In the phase 1 clinical trial involving 12 patients between the ages of 7 and 18, the researchers used a modified virus known as G207, derived from the herpes virus responsible for cold sores. The virus has been genetically altered so that it only infects tumor cells. When the virus is injected into a malignant brain tumor through a catheter, it invades the tumor cells and replicates. This kills the cell and frees the offspring of the virus to hunt other tumor cells. In addition, the virus elicits a strong response from the body’s immune system, which can attack the tumor. The trial tested G207 alone and then combined with a single low dose of radiation to increase virus replication and spread through the tumor.
G207 is the product of more than 30 years of research. Dr. James Markert, who chairs the UAB Neurosurgery Department, was part of the Massachusetts General Hospital team that developed the concept of using oncolytic herpes viruses in the early 1990s. He worked on the parent virus for G207 and conducted the first clinical study of G207 at UAB. Today, the use of viral therapies for almost every type of cancer is being explored.
A second-generation virus, called M032, has been developed by Markert and associates Yancey Gillespie, professor of neurosurgery, and Dr. Richard Whitley, professor of pediatric infectious diseases, and is in clinical trials on UAB in adults with glioblastoma. UAB researcher Dr. Renee Chambers uses M032 in a study of brain tumors in dogs, which can develop tumors very similar to those in humans.
In the current study with G207, 11 out of 12 patients responded to treatment. The overall survival rate was more than double the typical rate for children with high-grade glioma. Approximately 36% of patients have survived more than 18 months to date, exceeding the medial overall survival for newly diagnosed patients with high-grade glioma.

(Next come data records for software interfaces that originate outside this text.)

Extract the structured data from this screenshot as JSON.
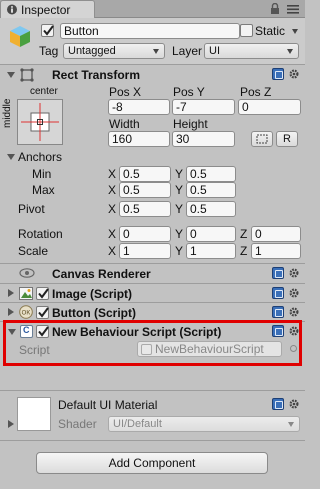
{
  "tab": {
    "label": "Inspector"
  },
  "header": {
    "object_name": "Button",
    "static_label": "Static",
    "tag_label": "Tag",
    "tag_value": "Untagged",
    "layer_label": "Layer",
    "layer_value": "UI"
  },
  "rect_transform": {
    "title": "Rect Transform",
    "anchor_preset_top": "center",
    "anchor_preset_side": "middle",
    "pos_x_label": "Pos X",
    "pos_y_label": "Pos Y",
    "pos_z_label": "Pos Z",
    "pos_x": "-8",
    "pos_y": "-7",
    "pos_z": "0",
    "width_label": "Width",
    "height_label": "Height",
    "width": "160",
    "height": "30",
    "raw_button_label": "R",
    "anchors_label": "Anchors",
    "min_label": "Min",
    "max_label": "Max",
    "anchor_min_x": "0.5",
    "anchor_min_y": "0.5",
    "anchor_max_x": "0.5",
    "anchor_max_y": "0.5",
    "pivot_label": "Pivot",
    "pivot_x": "0.5",
    "pivot_y": "0.5",
    "rotation_label": "Rotation",
    "rotation_x": "0",
    "rotation_y": "0",
    "rotation_z": "0",
    "scale_label": "Scale",
    "scale_x": "1",
    "scale_y": "1",
    "scale_z": "1",
    "axis_x": "X",
    "axis_y": "Y",
    "axis_z": "Z"
  },
  "canvas_renderer": {
    "title": "Canvas Renderer"
  },
  "image_script": {
    "title": "Image (Script)"
  },
  "button_script": {
    "title": "Button (Script)"
  },
  "behaviour_script": {
    "title": "New Behaviour Script (Script)",
    "script_label": "Script",
    "script_value": "NewBehaviourScript"
  },
  "material": {
    "title": "Default UI Material",
    "shader_label": "Shader",
    "shader_value": "UI/Default"
  },
  "add_component_label": "Add Component",
  "colors": {
    "highlight_border": "#e00000",
    "panel_bg": "#c2c2c2",
    "help_icon": "#3a6fb8"
  }
}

Friedman’s team reports that G207 alone or in combination with radiation therapy was well tolerated, with no serious side effects attributed to the treatment.
“More studies are needed; but so far, viral immunotherapy with several viruses, including the herpes virus, has shown promising results for the treatment of high-quality brain tumors in both adults and children, ”said Friedman. “We also have an ongoing clinical trial to test the safety of G207 when administered into the cerebellum, an area of the brain that has not been previously tested in adults or children, but is the most common site for its onset. Of pediatric tumors. “
Friedman said the next steps are to determine the ideal timing to treat patients and what therapies can be used with viral immunotherapy to maximize the anti-tumor immune response. Based on the encouraging Phase 1 results, he and his team are working with the Pediatric Brain Tumor Consortium to develop a multi-institutional Phase 2 study of G207 for progressive pediatric high-grade glioma, which they hope to initiate this year.
The study was supported by the Food and Drug Administration’s Orphan Products Clinical Trials Grants Program, Cannonball Kids’ Cancer Foundation, the Rally Foundation for Childhood Cancer Research, Hyundai Hope on Wheels, St. Baldrick’s Foundation and the Kaul Pediatric Research Institute. G207 was supplied by Treovir LLC.
Friedman is backed in part by contracts between UAB and Eli Lilly and Co. and Pfizer. Markert and Whitley have financial interests in Treovir. They were not involved in any aspect of the conduct or data analysis of the study.
This story originally appeared on the UAB News website.
(Courtesy of Alabama NewsCenter)